of the Interpretation Act 1978;

(b) an enactment contained in, or in an instrument made under, an Act of
the Scottish Parliament;

(c) 5an enactment contained in, or in an instrument made under, a Measure
or Act of the National Assembly for Wales;

(d) an enactment contained in, or in an instrument made under, Northern
Ireland legislation.

(5) In section 61(2) of the UK Borders Act 2007 (meaning of “the Immigration
10Acts”)—

(a) omit the “and” at the end of paragraph (i), and

(b) at the end of paragraph (j) insert , and

(k) the Immigration Act 2016.”

57 Regulations

(1) 15Regulations made by the Secretary of State or the Chancellor of the Duchy of
Lancaster under this Act are to be made by statutory instrument.

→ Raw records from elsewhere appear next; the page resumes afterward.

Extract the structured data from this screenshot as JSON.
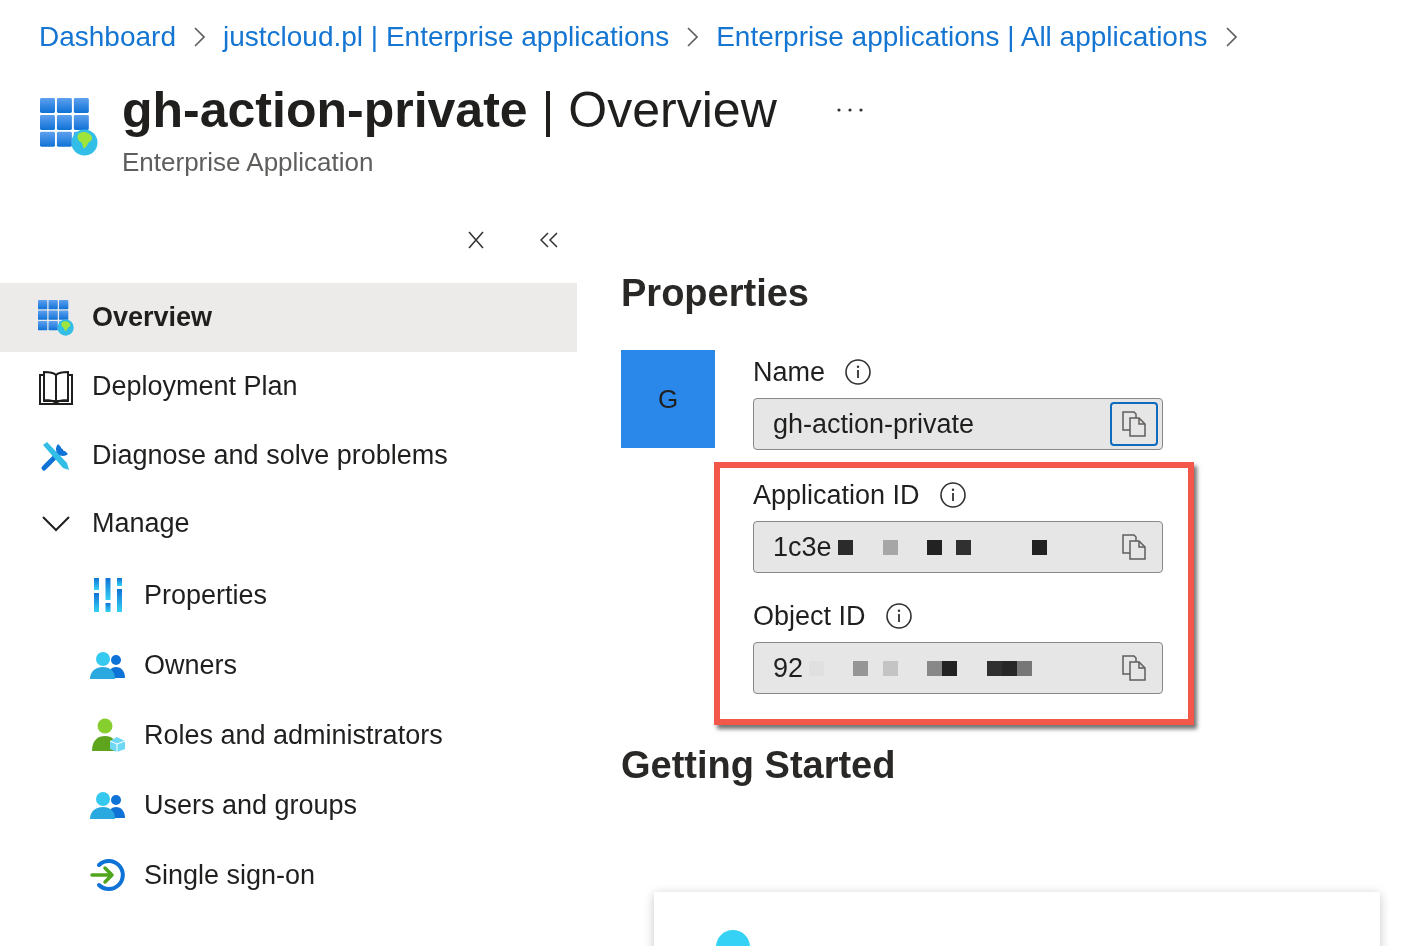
{
  "breadcrumb": [
    {
      "label": "Dashboard"
    },
    {
      "label": "justcloud.pl | Enterprise applications"
    },
    {
      "label": "Enterprise applications | All applications"
    }
  ],
  "header": {
    "title": "**gh-action-private** | Overview",
    "subtitle": "Enterprise Application"
  },
  "sidebar": {
    "items": [
      {
        "kind": "link",
        "label": "Overview",
        "selected": true
      },
      {
        "kind": "link",
        "label": "Deployment Plan",
        "selected": false
      },
      {
        "kind": "link",
        "label": "Diagnose and solve problems",
        "selected": false
      },
      {
        "kind": "group",
        "label": "Manage",
        "expanded": true,
        "children": [
          {
            "label": "Properties",
            "selected": false
          },
          {
            "label": "Owners",
            "selected": false
          },
          {
            "label": "Roles and administrators",
            "selected": false
          },
          {
            "label": "Users and groups",
            "selected": false
          },
          {
            "label": "Single sign-on",
            "selected": false
          }
        ]
      }
    ]
  },
  "properties": {
    "heading": "Properties",
    "tile": "G",
    "fields": [
      {
        "label": "Name",
        "value": "gh-action-private",
        "redacted": false,
        "highlighted": false,
        "copy_focused": true
      },
      {
        "label": "Application ID",
        "value": "1c3e",
        "redacted": true,
        "highlighted": true,
        "copy_focused": false
      },
      {
        "label": "Object ID",
        "value": "92",
        "redacted": true,
        "highlighted": true,
        "copy_focused": false
      }
    ]
  },
  "getting_started": {
    "heading": "Getting Started"
  }
}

(2) A statutory instrument containing any of the following regulations may not be
made unless a draft of the instrument has been laid before, and approved by a
resolution of, each House of Parliament—

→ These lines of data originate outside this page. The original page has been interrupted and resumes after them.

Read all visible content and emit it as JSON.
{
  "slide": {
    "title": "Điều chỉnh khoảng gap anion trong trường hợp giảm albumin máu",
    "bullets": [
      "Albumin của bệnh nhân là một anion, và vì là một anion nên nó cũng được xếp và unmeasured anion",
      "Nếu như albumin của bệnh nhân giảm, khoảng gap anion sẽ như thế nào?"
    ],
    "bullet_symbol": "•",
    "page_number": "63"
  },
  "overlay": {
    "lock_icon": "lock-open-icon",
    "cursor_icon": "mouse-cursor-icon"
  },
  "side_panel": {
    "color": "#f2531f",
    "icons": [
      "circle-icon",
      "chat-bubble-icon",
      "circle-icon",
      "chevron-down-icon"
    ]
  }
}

(a) 20regulations under section 3 which amend or repeal any provision of
section 2, 4, 5, 6 or 7,

(b) regulations under section 10(2),

(c) regulations under section 11(2),

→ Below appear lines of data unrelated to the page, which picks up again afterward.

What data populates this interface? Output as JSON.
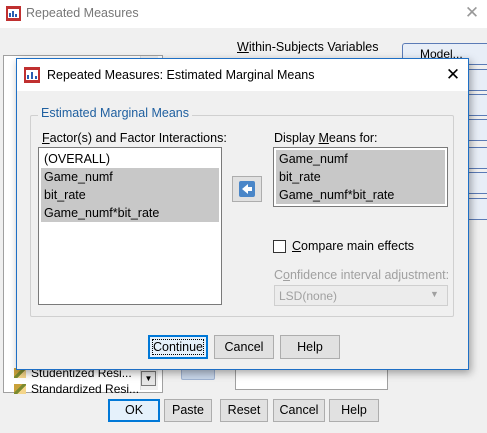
{
  "parent": {
    "title": "Repeated Measures",
    "within_subjects_label": "Within-Subjects Variables",
    "model_button": "Model...",
    "list_items": [
      "Studentized Resi...",
      "Standardized Resi..."
    ],
    "buttons": {
      "ok": "OK",
      "paste": "Paste",
      "reset": "Reset",
      "cancel": "Cancel",
      "help": "Help"
    }
  },
  "modal": {
    "title": "Repeated Measures: Estimated Marginal Means",
    "group_title": "Estimated Marginal Means",
    "factors_label": "Factor(s) and Factor Interactions:",
    "factors": [
      {
        "label": "(OVERALL)",
        "selected": false
      },
      {
        "label": "Game_numf",
        "selected": true
      },
      {
        "label": "bit_rate",
        "selected": true
      },
      {
        "label": "Game_numf*bit_rate",
        "selected": true
      }
    ],
    "display_label": "Display Means for:",
    "display_items": [
      "Game_numf",
      "bit_rate",
      "Game_numf*bit_rate"
    ],
    "compare_main_effects": {
      "label": "Compare main effects",
      "checked": false
    },
    "ci_label": "Confidence interval adjustment:",
    "ci_value": "LSD(none)",
    "buttons": {
      "continue": "Continue",
      "cancel": "Cancel",
      "help": "Help"
    }
  }
}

(d) regulations under section 16(1) or (2),

(e) 25regulations under section 43(6),

(f) regulations under section 44(1),

(g) passport fees regulations within the meaning of section 51 which
include provision specifying functions as mentioned in subsection (1)
of that section,

(h) 30regulations under section 56(2) which amend or repeal primary
legislation,

(i) regulations under paragraph 1(12) of Schedule 3, and

(j) regulations under paragraph 2(7) of that Schedule.

(3) Primary legislation means any of the following—

(a) 35an Act of Parliament;

(b) an Act of the Scottish Parliament;

(c) a Measure or Act of the National Assembly for Wales;

(d) Northern Ireland legislation.

(4) A statutory instrument containing any other regulations made by the Secretary
40of State or the Chancellor of the Duchy of Lancaster under this Act is subject to
annulment in pursuance of a resolution of either House of Parliament.

(5) Subsection (4) does not apply to regulations under section 56(1) or 58(1).

(6) Regulations made by the Secretary of State or the Chancellor of the Duchy of
Lancaster under this Act—

(a) 45may make different provision for different purposes or areas,